Several years ago, I stumbled upon Susanne Abbuehl's CD April. It was one of those unexpected discoveries that probably only happens while aimlessly browsing at an actual record store (as opposed to iTunes or Napster or whatever the kids are doing these days…)
I was intrigued by the e. e. cummings song titles (including one poem that I ineptly attempted to set to music myself long ago), the dreamily blurry album cover, and the sheer novelty of finding a vocal jazz album on the ECM label.
It turned out to be pretty good stuff — moody, cerebral, literate chamber jazz with a touch of folk and world music, anchored by Ms. Abbuehl's understated, subtle vocals sung in English and colored by a foreign accent that I couldn't quite place. (And of course she did a much better job arranging "maggie and milly and molly and may" than I did.)
Abbuehl has now released another album with a one word title, Compass, and I've learned that she is apparently "Swiss/Dutch," which explains the odd accent. The album cover is still blurry and the label is still ECM, but James Joyce has replaced e. e. cummings in the track listing – and believe it or not, she has somehow managed to turn a chunk of Joyce's impossible to read and/or understand Finnegan's Wake into a tune of sorts. (Sure, but has she figured out The Da Vinci Code?)
Abbuehl is also brave enough to write original lyrics for Sun Ra's "A Call For All Demons" and Chick Corea's "Children's Song No. 1" this time around, and she again throws in a few of her own songs for good measure.
I was initially surprised that "Black is the Color of My True Love's Hair" appears on Compass as well, thinking that this singer lacks the hysterical temperament required to match the notoriously wrenching interpretation of this traditional song that I associate with the enigmatic Patty Waters. Abbuehl instead finds inspiration in Luciano Berio's version, offering a restrained, sparse, and elegant rendition of his transparent post-modern arrangement.
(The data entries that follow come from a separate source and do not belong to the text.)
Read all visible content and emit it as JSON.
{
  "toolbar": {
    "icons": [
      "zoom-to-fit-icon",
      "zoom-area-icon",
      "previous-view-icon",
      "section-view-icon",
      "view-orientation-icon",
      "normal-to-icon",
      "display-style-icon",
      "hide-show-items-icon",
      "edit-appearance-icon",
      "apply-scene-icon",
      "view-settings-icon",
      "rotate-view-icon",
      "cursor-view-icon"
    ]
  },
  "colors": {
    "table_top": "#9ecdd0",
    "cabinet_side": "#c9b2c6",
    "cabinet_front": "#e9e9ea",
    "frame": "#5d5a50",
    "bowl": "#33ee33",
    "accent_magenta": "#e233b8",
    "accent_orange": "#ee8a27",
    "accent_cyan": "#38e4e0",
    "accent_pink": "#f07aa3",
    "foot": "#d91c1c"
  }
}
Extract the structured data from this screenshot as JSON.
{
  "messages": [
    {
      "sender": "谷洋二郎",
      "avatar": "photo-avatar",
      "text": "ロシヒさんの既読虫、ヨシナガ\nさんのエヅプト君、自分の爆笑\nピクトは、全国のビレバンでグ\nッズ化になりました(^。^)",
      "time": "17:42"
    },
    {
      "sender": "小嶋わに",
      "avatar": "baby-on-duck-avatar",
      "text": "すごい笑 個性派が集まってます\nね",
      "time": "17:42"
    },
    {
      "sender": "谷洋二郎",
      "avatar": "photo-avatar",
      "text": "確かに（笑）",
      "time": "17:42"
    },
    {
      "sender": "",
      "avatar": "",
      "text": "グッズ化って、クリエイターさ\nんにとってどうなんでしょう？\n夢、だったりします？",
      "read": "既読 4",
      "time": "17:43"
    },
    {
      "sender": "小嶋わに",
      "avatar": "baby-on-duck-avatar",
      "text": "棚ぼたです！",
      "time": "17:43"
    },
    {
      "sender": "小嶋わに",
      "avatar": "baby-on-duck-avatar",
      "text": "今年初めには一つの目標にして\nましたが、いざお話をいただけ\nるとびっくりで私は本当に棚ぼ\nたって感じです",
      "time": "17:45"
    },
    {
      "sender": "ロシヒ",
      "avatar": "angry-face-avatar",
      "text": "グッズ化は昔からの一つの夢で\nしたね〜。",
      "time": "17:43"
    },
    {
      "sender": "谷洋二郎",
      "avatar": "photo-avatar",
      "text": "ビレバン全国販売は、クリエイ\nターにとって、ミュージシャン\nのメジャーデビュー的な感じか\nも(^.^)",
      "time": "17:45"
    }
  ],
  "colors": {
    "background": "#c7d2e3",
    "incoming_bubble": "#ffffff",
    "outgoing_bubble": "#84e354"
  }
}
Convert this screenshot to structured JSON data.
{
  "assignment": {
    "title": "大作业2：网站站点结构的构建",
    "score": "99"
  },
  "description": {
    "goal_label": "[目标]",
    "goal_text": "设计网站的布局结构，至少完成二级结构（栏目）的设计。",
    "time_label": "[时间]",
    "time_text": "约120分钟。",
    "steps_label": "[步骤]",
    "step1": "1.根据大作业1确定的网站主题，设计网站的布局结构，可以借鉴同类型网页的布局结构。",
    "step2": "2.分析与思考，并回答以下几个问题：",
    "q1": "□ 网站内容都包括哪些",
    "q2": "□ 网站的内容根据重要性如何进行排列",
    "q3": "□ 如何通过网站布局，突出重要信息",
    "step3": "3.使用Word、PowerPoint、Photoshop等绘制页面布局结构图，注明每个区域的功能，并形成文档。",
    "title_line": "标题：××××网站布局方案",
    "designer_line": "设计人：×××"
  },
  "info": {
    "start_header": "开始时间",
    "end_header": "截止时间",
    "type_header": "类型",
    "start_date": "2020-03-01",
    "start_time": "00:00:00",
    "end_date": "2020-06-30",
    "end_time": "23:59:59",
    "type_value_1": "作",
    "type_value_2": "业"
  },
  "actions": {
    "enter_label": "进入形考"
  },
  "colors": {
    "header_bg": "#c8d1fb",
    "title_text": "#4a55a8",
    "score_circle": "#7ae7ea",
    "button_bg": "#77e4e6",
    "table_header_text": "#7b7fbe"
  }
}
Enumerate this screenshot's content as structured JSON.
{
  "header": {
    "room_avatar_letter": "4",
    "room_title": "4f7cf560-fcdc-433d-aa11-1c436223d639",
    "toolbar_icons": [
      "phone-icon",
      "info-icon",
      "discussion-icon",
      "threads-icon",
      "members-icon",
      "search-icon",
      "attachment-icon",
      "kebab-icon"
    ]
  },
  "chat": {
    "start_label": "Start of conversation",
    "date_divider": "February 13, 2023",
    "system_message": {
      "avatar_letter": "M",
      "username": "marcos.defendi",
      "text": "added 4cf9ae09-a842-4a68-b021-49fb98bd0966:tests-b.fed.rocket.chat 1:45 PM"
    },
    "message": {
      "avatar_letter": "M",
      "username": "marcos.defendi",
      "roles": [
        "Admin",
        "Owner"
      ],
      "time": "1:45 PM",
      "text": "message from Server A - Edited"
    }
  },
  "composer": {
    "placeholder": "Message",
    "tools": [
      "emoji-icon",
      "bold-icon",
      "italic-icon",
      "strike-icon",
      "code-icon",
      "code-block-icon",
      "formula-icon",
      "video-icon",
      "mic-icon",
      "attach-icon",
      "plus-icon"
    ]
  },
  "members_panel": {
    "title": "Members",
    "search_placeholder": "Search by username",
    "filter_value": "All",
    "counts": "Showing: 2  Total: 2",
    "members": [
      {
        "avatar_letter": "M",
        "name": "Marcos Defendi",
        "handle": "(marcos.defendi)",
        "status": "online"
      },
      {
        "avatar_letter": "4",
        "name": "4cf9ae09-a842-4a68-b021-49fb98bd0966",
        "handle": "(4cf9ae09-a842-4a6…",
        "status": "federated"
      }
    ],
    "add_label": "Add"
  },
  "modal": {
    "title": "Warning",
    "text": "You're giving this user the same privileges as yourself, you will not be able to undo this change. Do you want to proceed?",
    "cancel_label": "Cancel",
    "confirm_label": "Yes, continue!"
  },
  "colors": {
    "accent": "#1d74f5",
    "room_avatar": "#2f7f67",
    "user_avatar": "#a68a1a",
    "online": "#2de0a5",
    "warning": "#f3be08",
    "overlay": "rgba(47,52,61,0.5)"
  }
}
Abbuehl's band hasn't changed much — piano, clarinets, and percussion provide the instrumental accompaniment — but somehow the overall sound has become hazier, murkier, and less purposeful than what I heard on April, often drifting with that pretentious and rather aimless wistful melancholy that pervades much of the ECM jazz catalog these days. Even Corea's once jaunty "Children's Song" plods along at an almost funereal tempo, and her idea of "A Call for All Demons" is more depressive than it is demonic.
Still, I think Abbuehl is on to something… Along with Patricia Barber, she is exploring a unique new style of brainy yet accessible jazz/folk singing that may be the perfect soundtrack for long rainy days, musty used bookstores, and lonely campus coffee shops. And if you like any of these things — and hopefully you do — you'll probably like Compass (and April) too.